**What the exercise asks**
Within the records that follow, find every line containing the string "this". Copy those lines.

**Raw data**
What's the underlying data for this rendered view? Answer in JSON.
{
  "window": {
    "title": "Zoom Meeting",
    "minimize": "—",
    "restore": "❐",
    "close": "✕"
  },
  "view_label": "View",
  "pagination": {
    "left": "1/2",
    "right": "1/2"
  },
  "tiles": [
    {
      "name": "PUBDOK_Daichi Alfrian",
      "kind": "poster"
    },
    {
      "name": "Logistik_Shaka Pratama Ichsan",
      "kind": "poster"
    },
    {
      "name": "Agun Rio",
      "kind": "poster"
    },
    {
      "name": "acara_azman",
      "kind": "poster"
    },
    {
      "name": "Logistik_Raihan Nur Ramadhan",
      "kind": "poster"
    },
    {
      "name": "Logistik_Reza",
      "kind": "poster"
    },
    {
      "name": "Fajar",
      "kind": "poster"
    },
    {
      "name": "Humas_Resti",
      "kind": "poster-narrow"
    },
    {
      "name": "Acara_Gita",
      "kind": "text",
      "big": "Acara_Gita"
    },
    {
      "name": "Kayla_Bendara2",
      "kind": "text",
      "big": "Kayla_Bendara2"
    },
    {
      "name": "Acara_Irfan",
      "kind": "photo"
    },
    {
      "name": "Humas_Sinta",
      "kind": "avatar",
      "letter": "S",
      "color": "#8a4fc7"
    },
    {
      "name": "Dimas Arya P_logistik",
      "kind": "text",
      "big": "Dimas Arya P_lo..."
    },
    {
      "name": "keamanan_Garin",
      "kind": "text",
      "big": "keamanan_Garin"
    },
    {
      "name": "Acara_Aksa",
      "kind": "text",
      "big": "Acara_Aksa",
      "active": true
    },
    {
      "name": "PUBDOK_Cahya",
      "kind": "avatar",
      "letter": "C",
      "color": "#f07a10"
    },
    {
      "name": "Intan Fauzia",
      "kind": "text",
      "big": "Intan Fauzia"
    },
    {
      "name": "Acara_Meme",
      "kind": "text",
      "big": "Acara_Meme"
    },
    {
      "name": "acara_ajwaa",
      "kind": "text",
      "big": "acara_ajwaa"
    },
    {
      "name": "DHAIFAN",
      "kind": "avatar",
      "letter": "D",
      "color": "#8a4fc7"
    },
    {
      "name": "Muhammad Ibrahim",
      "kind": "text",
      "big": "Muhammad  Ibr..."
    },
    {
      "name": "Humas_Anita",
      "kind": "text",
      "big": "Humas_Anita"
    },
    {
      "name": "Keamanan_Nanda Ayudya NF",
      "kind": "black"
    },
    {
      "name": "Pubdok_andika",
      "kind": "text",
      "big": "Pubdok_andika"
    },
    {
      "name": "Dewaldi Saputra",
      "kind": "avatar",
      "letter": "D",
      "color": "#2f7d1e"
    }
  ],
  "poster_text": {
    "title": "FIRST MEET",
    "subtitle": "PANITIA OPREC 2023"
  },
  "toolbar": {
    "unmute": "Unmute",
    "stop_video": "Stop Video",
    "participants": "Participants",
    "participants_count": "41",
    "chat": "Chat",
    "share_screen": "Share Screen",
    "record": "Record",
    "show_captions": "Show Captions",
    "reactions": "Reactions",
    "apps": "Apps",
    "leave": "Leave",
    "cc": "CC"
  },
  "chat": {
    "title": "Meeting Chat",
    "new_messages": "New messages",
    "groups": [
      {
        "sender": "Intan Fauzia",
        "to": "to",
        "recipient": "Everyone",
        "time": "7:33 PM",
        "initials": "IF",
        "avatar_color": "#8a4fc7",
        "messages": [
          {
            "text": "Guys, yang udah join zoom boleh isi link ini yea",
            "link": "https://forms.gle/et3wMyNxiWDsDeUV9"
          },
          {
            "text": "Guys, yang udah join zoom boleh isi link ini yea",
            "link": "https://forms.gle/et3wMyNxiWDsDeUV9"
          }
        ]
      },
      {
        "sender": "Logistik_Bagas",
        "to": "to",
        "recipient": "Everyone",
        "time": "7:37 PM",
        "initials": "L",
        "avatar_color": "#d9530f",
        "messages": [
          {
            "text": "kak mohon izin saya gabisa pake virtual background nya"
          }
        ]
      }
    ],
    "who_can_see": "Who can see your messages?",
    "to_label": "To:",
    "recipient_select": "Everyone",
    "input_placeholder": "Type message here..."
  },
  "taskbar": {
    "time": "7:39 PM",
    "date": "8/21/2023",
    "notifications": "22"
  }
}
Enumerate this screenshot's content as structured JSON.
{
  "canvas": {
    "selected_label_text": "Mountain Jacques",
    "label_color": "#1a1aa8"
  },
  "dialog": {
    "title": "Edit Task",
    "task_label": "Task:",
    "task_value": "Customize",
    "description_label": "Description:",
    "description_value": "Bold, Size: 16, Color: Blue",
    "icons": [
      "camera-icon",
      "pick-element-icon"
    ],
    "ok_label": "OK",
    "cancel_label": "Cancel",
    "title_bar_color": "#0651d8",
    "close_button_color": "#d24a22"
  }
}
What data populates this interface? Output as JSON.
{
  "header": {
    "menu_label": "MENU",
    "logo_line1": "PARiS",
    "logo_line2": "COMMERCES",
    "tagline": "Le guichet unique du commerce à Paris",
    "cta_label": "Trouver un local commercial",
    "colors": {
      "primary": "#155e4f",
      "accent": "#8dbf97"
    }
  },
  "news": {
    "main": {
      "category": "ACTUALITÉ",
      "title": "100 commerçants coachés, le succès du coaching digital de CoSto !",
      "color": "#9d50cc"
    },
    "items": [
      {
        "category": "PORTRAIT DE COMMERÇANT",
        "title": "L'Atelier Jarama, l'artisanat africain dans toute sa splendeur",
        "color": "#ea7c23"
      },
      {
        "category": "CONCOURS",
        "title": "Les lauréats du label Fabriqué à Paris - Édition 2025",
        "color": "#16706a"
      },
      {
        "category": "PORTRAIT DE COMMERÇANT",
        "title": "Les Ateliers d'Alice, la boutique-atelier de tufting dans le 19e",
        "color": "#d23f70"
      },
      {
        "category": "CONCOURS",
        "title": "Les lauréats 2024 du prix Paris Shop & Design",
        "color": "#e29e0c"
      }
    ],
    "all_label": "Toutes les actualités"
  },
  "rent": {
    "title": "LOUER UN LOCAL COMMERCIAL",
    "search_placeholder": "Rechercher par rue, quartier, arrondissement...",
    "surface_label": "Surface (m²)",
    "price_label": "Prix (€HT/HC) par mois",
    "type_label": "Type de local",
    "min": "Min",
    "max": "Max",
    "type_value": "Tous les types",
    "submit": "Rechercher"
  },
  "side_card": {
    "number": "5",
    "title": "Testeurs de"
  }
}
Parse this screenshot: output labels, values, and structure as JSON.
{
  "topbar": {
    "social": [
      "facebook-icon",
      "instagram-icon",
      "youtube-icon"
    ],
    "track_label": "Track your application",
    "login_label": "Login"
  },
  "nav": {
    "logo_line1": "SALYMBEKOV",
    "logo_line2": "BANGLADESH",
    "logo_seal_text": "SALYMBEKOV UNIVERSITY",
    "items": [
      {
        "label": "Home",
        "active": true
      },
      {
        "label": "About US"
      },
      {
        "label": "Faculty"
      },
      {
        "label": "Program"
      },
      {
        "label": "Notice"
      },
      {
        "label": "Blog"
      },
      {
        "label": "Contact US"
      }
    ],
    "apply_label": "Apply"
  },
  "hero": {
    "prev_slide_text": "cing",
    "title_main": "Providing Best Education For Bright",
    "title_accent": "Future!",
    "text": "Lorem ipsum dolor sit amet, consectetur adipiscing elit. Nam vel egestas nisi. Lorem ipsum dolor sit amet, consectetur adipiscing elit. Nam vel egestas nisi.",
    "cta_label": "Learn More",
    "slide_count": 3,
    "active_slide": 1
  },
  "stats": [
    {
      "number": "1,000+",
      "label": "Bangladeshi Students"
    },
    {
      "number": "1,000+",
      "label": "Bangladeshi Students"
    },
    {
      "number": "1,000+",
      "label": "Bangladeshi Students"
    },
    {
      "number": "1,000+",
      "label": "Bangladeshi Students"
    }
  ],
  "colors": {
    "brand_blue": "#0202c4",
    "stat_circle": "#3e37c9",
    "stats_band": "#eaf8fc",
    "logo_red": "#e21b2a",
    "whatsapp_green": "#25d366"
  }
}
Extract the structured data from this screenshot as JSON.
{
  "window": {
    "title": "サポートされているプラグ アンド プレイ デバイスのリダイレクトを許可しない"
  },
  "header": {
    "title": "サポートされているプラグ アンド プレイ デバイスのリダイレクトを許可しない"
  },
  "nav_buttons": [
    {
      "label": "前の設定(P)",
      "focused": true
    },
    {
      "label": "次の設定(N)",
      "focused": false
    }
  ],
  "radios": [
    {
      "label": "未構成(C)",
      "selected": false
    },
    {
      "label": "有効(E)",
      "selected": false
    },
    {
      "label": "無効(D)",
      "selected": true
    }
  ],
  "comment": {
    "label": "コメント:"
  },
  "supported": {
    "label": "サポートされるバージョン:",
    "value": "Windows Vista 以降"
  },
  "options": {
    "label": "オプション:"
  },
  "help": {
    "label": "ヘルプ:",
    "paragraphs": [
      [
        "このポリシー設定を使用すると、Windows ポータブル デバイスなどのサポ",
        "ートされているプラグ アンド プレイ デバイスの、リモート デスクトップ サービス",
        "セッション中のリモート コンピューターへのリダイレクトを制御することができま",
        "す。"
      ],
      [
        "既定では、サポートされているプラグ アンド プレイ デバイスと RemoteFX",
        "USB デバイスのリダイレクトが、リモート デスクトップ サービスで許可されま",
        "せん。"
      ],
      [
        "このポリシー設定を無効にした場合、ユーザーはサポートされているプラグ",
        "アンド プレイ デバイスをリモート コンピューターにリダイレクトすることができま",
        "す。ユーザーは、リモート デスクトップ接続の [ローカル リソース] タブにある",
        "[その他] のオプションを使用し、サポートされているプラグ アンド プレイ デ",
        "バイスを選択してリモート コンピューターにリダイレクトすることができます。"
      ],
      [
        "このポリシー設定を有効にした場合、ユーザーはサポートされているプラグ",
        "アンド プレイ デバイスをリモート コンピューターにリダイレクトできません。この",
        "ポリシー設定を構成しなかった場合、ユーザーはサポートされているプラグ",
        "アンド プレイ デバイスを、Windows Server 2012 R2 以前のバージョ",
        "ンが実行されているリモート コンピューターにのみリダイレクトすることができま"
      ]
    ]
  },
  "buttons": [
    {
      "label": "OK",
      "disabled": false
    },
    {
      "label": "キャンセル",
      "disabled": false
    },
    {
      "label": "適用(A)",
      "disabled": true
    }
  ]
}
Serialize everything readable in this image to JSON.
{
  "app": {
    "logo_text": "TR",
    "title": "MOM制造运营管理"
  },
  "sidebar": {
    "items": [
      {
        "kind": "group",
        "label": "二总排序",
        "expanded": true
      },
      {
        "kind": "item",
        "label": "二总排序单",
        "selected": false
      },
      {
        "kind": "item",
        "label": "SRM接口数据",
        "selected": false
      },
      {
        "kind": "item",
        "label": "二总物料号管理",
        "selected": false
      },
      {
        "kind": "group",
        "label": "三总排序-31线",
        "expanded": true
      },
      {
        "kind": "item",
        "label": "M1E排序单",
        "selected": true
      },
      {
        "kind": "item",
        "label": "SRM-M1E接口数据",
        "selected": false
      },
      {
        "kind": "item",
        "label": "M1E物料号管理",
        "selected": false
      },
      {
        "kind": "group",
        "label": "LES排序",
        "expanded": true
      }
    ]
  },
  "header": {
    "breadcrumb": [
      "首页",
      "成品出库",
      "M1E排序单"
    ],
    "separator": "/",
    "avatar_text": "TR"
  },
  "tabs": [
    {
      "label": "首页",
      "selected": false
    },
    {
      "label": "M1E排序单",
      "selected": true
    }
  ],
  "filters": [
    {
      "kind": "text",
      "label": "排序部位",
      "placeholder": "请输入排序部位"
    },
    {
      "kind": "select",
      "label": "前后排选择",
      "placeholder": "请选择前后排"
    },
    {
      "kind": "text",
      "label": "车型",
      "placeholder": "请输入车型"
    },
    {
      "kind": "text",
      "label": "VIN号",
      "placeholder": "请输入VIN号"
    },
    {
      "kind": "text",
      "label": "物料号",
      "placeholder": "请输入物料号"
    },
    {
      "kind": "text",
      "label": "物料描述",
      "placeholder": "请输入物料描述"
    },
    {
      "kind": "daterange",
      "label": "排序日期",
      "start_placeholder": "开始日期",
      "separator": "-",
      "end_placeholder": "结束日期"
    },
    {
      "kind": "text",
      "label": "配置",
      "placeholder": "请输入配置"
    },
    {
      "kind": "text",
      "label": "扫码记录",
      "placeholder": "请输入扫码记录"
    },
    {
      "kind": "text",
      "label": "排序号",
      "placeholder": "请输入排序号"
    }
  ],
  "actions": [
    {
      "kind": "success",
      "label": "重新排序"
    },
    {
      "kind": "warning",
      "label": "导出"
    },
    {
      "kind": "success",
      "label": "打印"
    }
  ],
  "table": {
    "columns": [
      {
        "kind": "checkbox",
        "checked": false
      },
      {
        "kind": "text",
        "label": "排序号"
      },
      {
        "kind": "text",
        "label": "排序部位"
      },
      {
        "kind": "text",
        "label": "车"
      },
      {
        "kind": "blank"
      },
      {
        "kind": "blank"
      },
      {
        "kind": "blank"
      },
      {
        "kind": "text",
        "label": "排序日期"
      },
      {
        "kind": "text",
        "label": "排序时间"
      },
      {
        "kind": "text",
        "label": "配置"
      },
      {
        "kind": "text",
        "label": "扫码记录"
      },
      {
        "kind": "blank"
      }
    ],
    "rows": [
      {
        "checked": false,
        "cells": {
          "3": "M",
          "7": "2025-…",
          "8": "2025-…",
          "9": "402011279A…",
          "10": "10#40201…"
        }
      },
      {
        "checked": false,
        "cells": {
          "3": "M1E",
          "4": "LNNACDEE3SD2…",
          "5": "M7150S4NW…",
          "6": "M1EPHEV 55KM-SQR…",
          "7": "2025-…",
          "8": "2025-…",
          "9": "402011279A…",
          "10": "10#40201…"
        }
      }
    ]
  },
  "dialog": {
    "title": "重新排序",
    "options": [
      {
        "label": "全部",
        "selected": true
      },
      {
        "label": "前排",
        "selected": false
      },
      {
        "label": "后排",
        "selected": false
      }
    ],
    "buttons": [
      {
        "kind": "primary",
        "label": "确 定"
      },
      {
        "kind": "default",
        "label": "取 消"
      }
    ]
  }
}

**Result of the exercise**
What's the underlying data for this rendered view? Answer in JSON.
Enumerate this screenshot's content as structured JSON.
What data populates this interface? Output as JSON.
Parse this screenshot: output labels, values, and structure as JSON.
Extract the structured data from this screenshot as JSON.
Serialize everything readable in this image to JSON.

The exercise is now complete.